A group of ethical hacking experts has discovered a malware variant present in at least 17 apps for Apple, all available in the App Store. The company has started to remove malicious apps from the official store, although it is reported that a considerable number of users would have downloaded at least one of these apps.
After downloading and installing, the apps infect the target system with a Trojan developed to perform fraud and some other malicious activities related to background advertising. “Out of the user’s view, web pages are opened and multiple links are clicked without user interaction,” the report mentions.
Ethical hacking experts claim that these kinds of malwares, known as ‘clicker Trojan’, were designed to generate advertising revenue, inflating traffic from some websites. They also mention that this kind of malware can be used to remove some legitimate advertisements, causing them to reach a limit that leaves them offline.
Subsequently, a company spokesperson mentioned that the apps were removed from the App Store because they have a code that allows you to perform “artificial clicks”, a practice that goes against Apple’s policies. “At Apple, we conduct rigorous audits to detect apps that take advantage of our users to perform any kind of fraud,” the spokesperson added.

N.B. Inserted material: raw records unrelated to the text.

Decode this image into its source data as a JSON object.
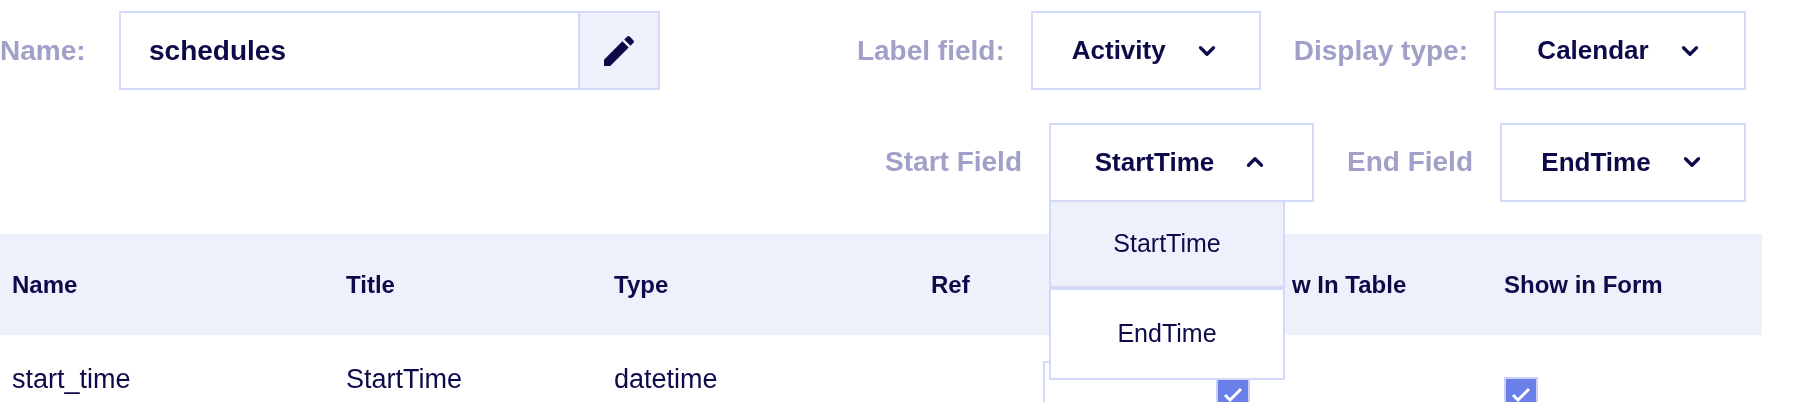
{
  "name_field": {
    "label": "Name:",
    "value": "schedules"
  },
  "selects": [
    {
      "label": "Label field:",
      "value": "Activity",
      "expanded": false
    },
    {
      "label": "Display type:",
      "value": "Calendar",
      "expanded": false
    }
  ],
  "range_selects": [
    {
      "label": "Start Field",
      "value": "StartTime",
      "expanded": true,
      "options": [
        {
          "label": "StartTime",
          "selected": true
        },
        {
          "label": "EndTime",
          "selected": false
        }
      ]
    },
    {
      "label": "End Field",
      "value": "EndTime",
      "expanded": false
    }
  ],
  "table": {
    "columns": [
      "Name",
      "Title",
      "Type",
      "Ref",
      "w In Table",
      "Show in Form"
    ],
    "rows": [
      {
        "cells": [
          "start_time",
          "StartTime",
          "datetime"
        ],
        "show_in_table": true,
        "show_in_form": true
      }
    ]
  }
}
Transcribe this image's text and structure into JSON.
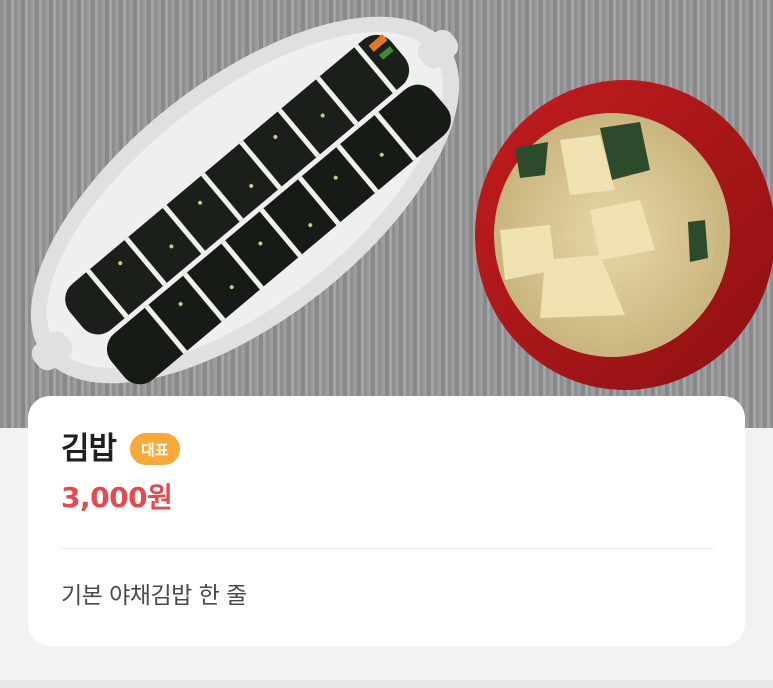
{
  "menu_item": {
    "image_alt": "김밥 photo",
    "name": "김밥",
    "badge": "대표",
    "price": "3,000원",
    "description": "기본 야채김밥 한 줄"
  },
  "colors": {
    "price": "#e6484e",
    "badge_bg": "#f9a93a",
    "card_bg": "#ffffff",
    "page_bg": "#f2f2f2"
  }
}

Because Apple does not provide information about the number of downloads in the App Store, it is not possible to know the exact number of potentially affected users. However, if you use downloads in the Google Play Store as a reference, you can make a calculation to some extent correct. “The number of downloads of the Android counterparts of these apps exceeds one million users, so affected iOS users could range from 800 thousand to one million”,” the specialists say. According to ethical hacking specialists from the International Institute of Cyber Security (IICS), the 17 malware-infested apps were placed in the App Store by the same developer, identified as AppAspect Technologies Pvt, based in India. This company has almost 30 apps in the Google Play Store, although apparently they don’t connect to the malicious server related to the iOS app.